## Task to complete
Each line below that includes the word "JSON" is to be reported.

## Data records
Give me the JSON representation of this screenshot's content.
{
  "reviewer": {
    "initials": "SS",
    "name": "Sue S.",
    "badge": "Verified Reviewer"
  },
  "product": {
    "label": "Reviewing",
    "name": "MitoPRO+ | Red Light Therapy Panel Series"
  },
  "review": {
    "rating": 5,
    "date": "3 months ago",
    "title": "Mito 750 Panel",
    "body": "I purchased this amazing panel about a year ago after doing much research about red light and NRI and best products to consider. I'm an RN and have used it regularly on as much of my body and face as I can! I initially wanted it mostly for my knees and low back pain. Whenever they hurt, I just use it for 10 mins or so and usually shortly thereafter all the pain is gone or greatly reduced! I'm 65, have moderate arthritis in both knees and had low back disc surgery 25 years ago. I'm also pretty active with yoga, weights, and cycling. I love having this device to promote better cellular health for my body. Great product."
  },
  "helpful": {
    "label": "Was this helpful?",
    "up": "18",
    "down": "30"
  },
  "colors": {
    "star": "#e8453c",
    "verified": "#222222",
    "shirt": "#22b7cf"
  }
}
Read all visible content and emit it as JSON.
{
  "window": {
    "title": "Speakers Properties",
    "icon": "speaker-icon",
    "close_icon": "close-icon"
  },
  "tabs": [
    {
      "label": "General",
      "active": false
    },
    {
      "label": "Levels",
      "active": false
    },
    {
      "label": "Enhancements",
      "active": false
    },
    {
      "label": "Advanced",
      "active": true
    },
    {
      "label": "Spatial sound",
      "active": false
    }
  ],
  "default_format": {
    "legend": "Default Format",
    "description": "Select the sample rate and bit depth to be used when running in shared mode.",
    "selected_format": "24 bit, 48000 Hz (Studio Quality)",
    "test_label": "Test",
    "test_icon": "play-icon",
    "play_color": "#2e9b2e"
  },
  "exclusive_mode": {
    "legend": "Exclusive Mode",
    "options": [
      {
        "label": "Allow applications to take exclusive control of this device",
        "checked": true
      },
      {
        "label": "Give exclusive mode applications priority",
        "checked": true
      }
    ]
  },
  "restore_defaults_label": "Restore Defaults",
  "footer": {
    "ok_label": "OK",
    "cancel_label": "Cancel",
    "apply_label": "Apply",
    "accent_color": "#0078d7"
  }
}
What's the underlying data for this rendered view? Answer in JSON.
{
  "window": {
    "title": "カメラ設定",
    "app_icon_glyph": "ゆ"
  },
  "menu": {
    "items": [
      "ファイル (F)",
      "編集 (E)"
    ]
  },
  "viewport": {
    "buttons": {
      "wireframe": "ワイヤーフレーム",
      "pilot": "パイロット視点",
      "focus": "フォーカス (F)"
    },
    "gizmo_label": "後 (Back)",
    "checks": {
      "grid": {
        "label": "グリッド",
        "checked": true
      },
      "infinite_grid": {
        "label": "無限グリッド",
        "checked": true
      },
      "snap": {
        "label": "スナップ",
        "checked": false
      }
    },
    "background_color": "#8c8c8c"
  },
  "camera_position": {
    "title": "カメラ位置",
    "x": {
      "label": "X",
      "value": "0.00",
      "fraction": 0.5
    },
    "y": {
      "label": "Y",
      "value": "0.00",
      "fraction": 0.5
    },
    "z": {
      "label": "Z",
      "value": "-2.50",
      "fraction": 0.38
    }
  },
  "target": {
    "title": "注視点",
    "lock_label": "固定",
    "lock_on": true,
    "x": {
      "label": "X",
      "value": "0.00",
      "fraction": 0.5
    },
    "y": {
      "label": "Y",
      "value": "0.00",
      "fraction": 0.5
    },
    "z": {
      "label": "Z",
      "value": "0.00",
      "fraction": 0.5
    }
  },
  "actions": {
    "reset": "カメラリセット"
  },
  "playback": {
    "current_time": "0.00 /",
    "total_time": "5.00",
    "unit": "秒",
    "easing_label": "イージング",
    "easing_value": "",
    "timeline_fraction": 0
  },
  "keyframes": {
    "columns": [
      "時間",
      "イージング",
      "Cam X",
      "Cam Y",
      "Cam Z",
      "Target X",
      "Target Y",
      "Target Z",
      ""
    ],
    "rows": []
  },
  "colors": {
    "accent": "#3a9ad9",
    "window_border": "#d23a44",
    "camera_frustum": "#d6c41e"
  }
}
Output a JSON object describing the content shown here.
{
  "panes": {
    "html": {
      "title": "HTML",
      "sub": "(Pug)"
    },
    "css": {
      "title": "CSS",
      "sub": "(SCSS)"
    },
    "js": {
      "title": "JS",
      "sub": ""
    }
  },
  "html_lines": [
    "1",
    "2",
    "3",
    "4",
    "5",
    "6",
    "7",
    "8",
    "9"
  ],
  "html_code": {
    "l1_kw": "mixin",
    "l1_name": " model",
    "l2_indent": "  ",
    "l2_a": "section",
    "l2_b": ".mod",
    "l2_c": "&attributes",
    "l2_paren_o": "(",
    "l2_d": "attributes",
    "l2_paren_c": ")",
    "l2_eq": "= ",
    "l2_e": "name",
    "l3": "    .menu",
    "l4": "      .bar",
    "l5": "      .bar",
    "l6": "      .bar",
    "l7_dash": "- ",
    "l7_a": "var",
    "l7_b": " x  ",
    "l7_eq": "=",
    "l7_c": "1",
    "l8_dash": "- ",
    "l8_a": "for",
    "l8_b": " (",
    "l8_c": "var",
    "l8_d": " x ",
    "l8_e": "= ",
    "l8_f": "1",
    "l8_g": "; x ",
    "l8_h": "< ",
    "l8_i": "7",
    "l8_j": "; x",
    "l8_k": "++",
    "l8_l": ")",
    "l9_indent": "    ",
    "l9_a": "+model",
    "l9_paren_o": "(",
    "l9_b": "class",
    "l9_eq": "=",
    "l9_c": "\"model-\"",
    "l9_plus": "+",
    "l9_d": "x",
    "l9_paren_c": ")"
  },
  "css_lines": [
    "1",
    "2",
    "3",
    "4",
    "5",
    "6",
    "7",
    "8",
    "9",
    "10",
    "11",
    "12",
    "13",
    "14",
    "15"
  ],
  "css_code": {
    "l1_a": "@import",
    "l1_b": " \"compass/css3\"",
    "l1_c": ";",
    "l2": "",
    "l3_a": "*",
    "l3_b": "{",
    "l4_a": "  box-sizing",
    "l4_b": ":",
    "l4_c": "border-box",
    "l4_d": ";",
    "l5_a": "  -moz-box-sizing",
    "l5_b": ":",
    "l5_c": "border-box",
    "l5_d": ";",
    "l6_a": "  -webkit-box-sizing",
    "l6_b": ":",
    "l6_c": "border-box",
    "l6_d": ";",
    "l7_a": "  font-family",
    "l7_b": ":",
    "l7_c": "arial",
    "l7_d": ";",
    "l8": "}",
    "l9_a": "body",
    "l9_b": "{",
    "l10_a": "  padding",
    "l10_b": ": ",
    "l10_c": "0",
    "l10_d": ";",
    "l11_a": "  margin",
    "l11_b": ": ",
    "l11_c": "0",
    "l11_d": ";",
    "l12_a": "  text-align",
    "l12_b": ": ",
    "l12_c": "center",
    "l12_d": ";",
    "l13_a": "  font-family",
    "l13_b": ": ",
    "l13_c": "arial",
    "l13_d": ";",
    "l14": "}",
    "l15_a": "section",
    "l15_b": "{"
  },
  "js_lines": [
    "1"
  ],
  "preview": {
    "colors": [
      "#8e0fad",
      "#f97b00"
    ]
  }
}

## Solution to this exercise
Give me the JSON representation of this screenshot's content.
Read all visible content and emit it as JSON.
What's the underlying data for this rendered view? Answer in JSON.
Output a JSON object describing the content shown here.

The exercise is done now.